An oft-taught rule of thumb in programming classes, and a generally handy way to think about it, is this:
If you aren't sure how many times a loop might run (it could be one time or a hundred times, like when searching for something in a tree), use
If you you can define precisely how many times a loop will execute, such as 10 times, or on a set range of items (like the first n items of a list), use
Strictly speaking, you don't need for or while loops in any language that has
goto or repeatedly executed
while loops also have the dubious distinction of being probably the most common source of infinite loop bugs in modern programming languages, and they tend to expand the current scope with unneeded iterator variables unless you use a closure (and a language that supports closures, of course). For beginners, they can be a real pain.
For experienced programmers, it's best to understand the idioms of the language and what each type of loop is commonly understood to represent, and to avoid shoe-horning one's one personal preferences onto every problem if the code is ultimately meant for other people's consumption.
I, on the other extreme, tend to prefer
for-range (in languages that have them) and have to force myself to use
while loops when they seem most appropriate.

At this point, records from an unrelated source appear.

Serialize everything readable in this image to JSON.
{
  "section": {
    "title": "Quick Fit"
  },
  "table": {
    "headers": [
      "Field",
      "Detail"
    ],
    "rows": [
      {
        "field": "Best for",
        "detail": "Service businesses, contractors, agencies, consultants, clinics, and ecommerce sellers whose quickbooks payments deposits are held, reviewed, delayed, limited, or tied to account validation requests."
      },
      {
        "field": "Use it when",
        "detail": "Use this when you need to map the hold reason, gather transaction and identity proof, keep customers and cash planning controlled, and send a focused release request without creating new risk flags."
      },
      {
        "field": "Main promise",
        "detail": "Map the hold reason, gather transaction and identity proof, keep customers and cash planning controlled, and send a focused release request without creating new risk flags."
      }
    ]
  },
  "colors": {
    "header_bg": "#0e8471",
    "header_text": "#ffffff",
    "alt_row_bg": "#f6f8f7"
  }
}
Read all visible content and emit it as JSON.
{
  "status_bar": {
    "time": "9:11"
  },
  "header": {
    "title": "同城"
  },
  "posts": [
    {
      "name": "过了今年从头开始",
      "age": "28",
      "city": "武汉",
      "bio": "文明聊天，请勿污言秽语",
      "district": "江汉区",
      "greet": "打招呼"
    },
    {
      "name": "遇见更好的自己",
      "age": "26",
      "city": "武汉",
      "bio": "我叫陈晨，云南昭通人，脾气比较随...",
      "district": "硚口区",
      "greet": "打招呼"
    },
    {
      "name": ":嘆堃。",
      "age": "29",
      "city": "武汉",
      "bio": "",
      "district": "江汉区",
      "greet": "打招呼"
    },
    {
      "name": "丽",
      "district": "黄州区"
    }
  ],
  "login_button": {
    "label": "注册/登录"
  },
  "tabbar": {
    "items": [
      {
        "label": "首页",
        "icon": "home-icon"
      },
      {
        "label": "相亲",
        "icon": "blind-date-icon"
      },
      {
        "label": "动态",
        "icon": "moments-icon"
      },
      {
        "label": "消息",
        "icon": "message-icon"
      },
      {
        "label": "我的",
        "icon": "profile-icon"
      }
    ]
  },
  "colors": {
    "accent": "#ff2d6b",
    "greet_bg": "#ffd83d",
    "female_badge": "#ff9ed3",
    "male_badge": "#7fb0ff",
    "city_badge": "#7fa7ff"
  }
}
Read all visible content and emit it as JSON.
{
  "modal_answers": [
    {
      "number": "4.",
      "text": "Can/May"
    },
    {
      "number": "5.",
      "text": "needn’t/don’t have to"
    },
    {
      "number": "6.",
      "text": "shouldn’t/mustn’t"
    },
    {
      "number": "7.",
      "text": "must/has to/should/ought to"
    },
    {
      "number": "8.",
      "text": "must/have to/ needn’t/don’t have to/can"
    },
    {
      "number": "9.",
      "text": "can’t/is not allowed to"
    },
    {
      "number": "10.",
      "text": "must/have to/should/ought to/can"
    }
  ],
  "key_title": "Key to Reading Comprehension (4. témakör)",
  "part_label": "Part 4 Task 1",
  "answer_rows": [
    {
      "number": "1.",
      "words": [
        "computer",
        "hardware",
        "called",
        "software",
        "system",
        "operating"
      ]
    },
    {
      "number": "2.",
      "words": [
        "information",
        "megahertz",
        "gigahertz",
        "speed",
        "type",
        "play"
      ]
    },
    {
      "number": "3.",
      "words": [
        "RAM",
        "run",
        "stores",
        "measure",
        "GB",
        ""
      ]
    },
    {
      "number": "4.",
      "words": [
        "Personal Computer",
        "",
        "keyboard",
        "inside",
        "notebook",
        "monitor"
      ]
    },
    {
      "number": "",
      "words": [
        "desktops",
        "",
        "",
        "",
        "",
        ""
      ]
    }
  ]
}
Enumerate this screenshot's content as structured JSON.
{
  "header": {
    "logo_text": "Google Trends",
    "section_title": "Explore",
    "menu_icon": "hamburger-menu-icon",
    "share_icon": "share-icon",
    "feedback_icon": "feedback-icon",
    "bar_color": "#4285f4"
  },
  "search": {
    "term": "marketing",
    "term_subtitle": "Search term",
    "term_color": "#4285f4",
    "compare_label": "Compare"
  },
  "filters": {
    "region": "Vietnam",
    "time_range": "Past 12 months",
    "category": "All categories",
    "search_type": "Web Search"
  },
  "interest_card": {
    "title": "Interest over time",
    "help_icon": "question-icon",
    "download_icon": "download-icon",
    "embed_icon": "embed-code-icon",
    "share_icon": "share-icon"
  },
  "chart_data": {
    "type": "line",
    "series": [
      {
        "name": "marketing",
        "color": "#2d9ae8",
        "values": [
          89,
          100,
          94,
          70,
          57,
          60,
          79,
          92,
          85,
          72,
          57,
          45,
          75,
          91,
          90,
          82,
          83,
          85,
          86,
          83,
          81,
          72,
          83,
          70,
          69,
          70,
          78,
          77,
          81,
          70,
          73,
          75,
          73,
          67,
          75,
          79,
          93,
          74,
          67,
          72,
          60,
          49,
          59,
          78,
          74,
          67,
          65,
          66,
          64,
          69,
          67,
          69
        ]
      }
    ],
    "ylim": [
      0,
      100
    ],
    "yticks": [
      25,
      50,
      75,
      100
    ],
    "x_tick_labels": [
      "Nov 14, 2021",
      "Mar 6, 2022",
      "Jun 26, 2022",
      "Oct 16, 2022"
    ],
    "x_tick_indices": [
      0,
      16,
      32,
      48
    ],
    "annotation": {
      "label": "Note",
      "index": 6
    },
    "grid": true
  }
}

It need not be a religious thing - just learn the use of all basic building blocks of language and especially all the finer ins and outs of control structures when you can, and you'll find it's time very well spent.